Without further adieu–some of my favorite quotes. Which, ironically enough, have very little overlap with the most popular quotes on Goodreads.

  • “Then Harriet did what she always did when she was supposed to be asleep. She got out her flashlight, put the book she was currently reading under the covers, and read happily until Ole Golly came in and took the flashlight away as she did every night.” (25) – I wonder if I had read this as a kid… and then proceeded to do it every night!
  • Harriet to the cook: “Ole Golly says find out everything you can cause life is hard enough even if you know a lot” (37)
  • Harriet to the cook: “I do not go out to PLAY, I go out to WORK!” (39) – I love how seriously she takes herself!
  • Sport to Harriet, about his dad: “Writers don’t care what they eat. They just care what you think of them” (49)
  • “’I hate money,’ Harriet said.
    ‘Well, you’d jolly well like it if you didn’t have any,’ Sport said arrogantly. Harriet considered this. It was true. She’d never had to think about it.” (51)

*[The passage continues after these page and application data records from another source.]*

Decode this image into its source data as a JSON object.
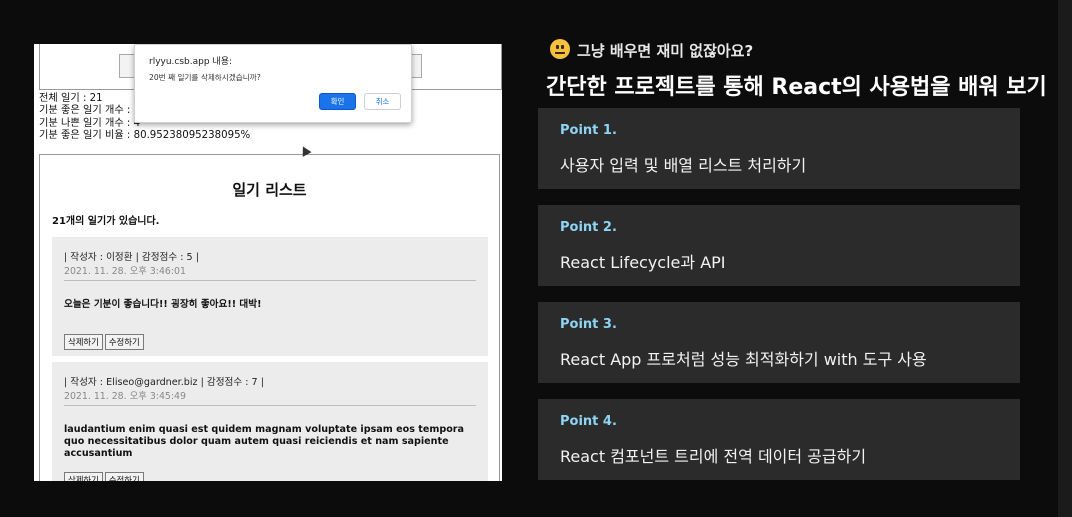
{
  "browser": {
    "stats": [
      "전체 일기 : 21",
      "기분 좋은 일기 개수 : 1",
      "기분 나쁜 일기 개수 : 4",
      "기분 좋은 일기 비율 : 80.95238095238095%"
    ],
    "list": {
      "title": "일기 리스트",
      "count_text": "21개의 일기가 있습니다.",
      "entries": [
        {
          "meta": "| 작성자 : 이정환 | 감정점수 : 5 |",
          "date": "2021. 11. 28. 오후 3:46:01",
          "content": "오늘은 기분이 좋습니다!! 굉장히 좋아요!! 대박!",
          "delete_label": "삭제하기",
          "edit_label": "수정하기"
        },
        {
          "meta": "| 작성자 : Eliseo@gardner.biz | 감정점수 : 7 |",
          "date": "2021. 11. 28. 오후 3:45:49",
          "content": "laudantium enim quasi est quidem magnam voluptate ipsam eos tempora quo necessitatibus dolor quam autem quasi reiciendis et nam sapiente accusantium",
          "delete_label": "삭제하기",
          "edit_label": "수정하기"
        }
      ]
    },
    "dialog": {
      "title": "rlyyu.csb.app 내용:",
      "message": "20번 째 일기를 삭제하시겠습니까?",
      "ok_label": "확인",
      "cancel_label": "취소"
    }
  },
  "slide": {
    "subheading": "그냥 배우면 재미 없잖아요?",
    "heading": "간단한 프로젝트를 통해 React의 사용법을 배워 보기",
    "points": [
      {
        "label": "Point 1.",
        "text": "사용자 입력 및 배열 리스트 처리하기"
      },
      {
        "label": "Point 2.",
        "text": "React Lifecycle과 API"
      },
      {
        "label": "Point 3.",
        "text": "React App 프로처럼 성능 최적화하기 with 도구 사용"
      },
      {
        "label": "Point 4.",
        "text": "React 컴포넌트 트리에 전역 데이터 공급하기"
      }
    ],
    "colors": {
      "accent": "#8ed4f5",
      "card_bg": "#2b2b2b",
      "background": "#0c0c0c"
    },
    "emoji_icon": "neutral-face-icon"
  }
}
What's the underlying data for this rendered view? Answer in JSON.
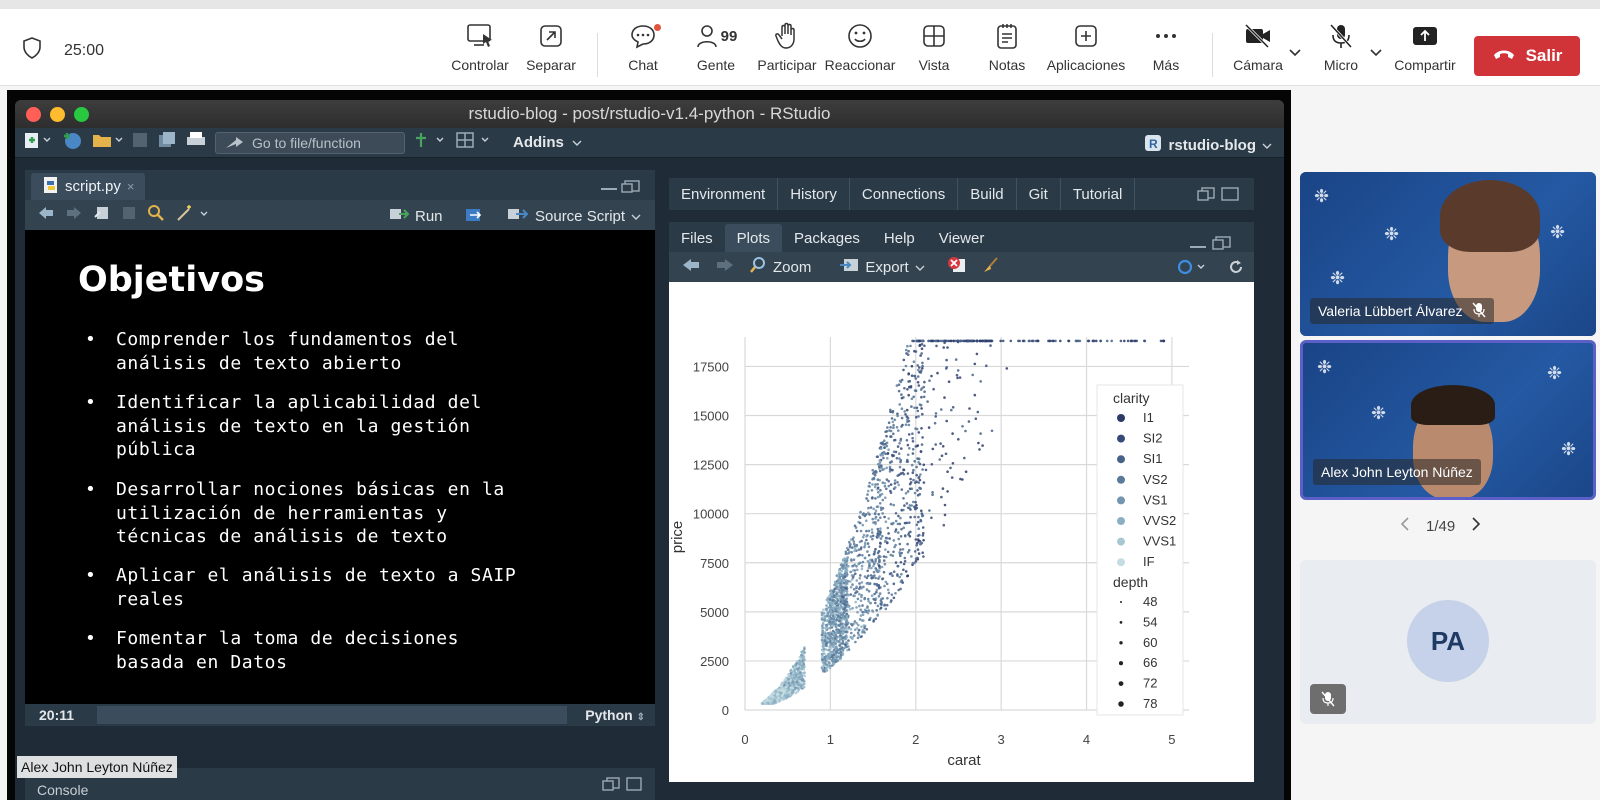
{
  "meeting": {
    "timer": "25:00",
    "toolbar": [
      {
        "id": "controlar",
        "label": "Controlar",
        "icon": "control-screen-icon"
      },
      {
        "id": "separar",
        "label": "Separar",
        "icon": "popout-icon"
      },
      {
        "id": "chat",
        "label": "Chat",
        "icon": "chat-icon"
      },
      {
        "id": "gente",
        "label": "Gente",
        "icon": "people-icon",
        "count": "99"
      },
      {
        "id": "participar",
        "label": "Participar",
        "icon": "raise-hand-icon"
      },
      {
        "id": "reaccionar",
        "label": "Reaccionar",
        "icon": "smiley-icon"
      },
      {
        "id": "vista",
        "label": "Vista",
        "icon": "grid-view-icon"
      },
      {
        "id": "notas",
        "label": "Notas",
        "icon": "notes-icon"
      },
      {
        "id": "aplicaciones",
        "label": "Aplicaciones",
        "icon": "add-apps-icon"
      },
      {
        "id": "mas",
        "label": "Más",
        "icon": "more-icon"
      },
      {
        "id": "camara",
        "label": "Cámara",
        "icon": "camera-off-icon"
      },
      {
        "id": "micro",
        "label": "Micro",
        "icon": "mic-off-icon"
      },
      {
        "id": "compartir",
        "label": "Compartir",
        "icon": "share-icon"
      }
    ],
    "leave_label": "Salir",
    "accent": "#d13438",
    "participants": [
      {
        "name": "Valeria Lübbert Álvarez",
        "muted": true
      },
      {
        "name": "Alex John Leyton Núñez",
        "muted": false,
        "active": true
      }
    ],
    "pager": "1/49",
    "placeholder_tile": {
      "initials": "PA",
      "muted": true
    },
    "speaker_label": "Alex John Leyton Núñez"
  },
  "rstudio": {
    "title": "rstudio-blog - post/rstudio-v1.4-python - RStudio",
    "goto_placeholder": "Go to file/function",
    "addins": "Addins",
    "project": "rstudio-blog",
    "editor_tab": "script.py",
    "run_label": "Run",
    "source_label": "Source Script",
    "cursor_pos": "20:11",
    "language": "Python",
    "console_label": "Console",
    "top_tabs": [
      "Environment",
      "History",
      "Connections",
      "Build",
      "Git",
      "Tutorial"
    ],
    "bottom_tabs": [
      "Files",
      "Plots",
      "Packages",
      "Help",
      "Viewer"
    ],
    "active_bottom_tab": "Plots",
    "zoom_label": "Zoom",
    "export_label": "Export"
  },
  "slide": {
    "heading": "Objetivos",
    "bullets": [
      [
        "Comprender los fundamentos del",
        "análisis de texto abierto"
      ],
      [
        "Identificar la aplicabilidad del",
        "análisis de texto en la gestión",
        "pública"
      ],
      [
        "Desarrollar nociones básicas en la",
        "utilización de herramientas y",
        "técnicas de análisis de texto"
      ],
      [
        "Aplicar el análisis de texto a SAIP",
        "reales"
      ],
      [
        "Fomentar la toma de decisiones",
        "basada en Datos"
      ]
    ]
  },
  "chart_data": {
    "type": "scatter",
    "xlabel": "carat",
    "ylabel": "price",
    "xlim": [
      0,
      5.2
    ],
    "ylim": [
      0,
      19000
    ],
    "x_ticks": [
      0,
      1,
      2,
      3,
      4,
      5
    ],
    "y_ticks": [
      0,
      2500,
      5000,
      7500,
      10000,
      12500,
      15000,
      17500
    ],
    "grid": true,
    "legend_position": "right",
    "color_legend": {
      "title": "clarity",
      "entries": [
        "I1",
        "SI2",
        "SI1",
        "VS2",
        "VS1",
        "VVS2",
        "VVS1",
        "IF"
      ],
      "colors": [
        "#2b3a67",
        "#364a78",
        "#46628a",
        "#5b7a9a",
        "#7395b0",
        "#8cb0c3",
        "#a8c7d3",
        "#c5dde2"
      ]
    },
    "size_legend": {
      "title": "depth",
      "entries": [
        "48",
        "54",
        "60",
        "66",
        "72",
        "78"
      ]
    }
  }
}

  • Harriet and Ole Golly: “’What’s a high-pressure job?’ ‘It means he’s not allowed to do exactly what he wants with the job, and what he is allowed to do he isn’t given enough time to do it in.’” (62) – SUCH a good, timeless, simple explanation of this. Crazy how the idea of a high-pressure job applied then, and applies now.
  • Harriet’s parents: “’Boy, that Miss Golly is magic, sheer magic. I wonder where we’d be without her?’” (88)
  • Ole Golly to Harriet: “Tears won’t bring me back. Remember that. Tears never bring anything back. Life is a struggle and a good spy gets in there and fights. Remember that. No nonsense.” (132)
  • “The customers stood around like frozen food.” (160) – For some reason, I liked this metaphor/use of imagery a lot.
  • Harriet and her mother: “’What do you do?’ ‘A lot of unseen, unappreciated things’” (233)  – The plight of the SAHM

If you read it, let me know! Would love to chat about it more.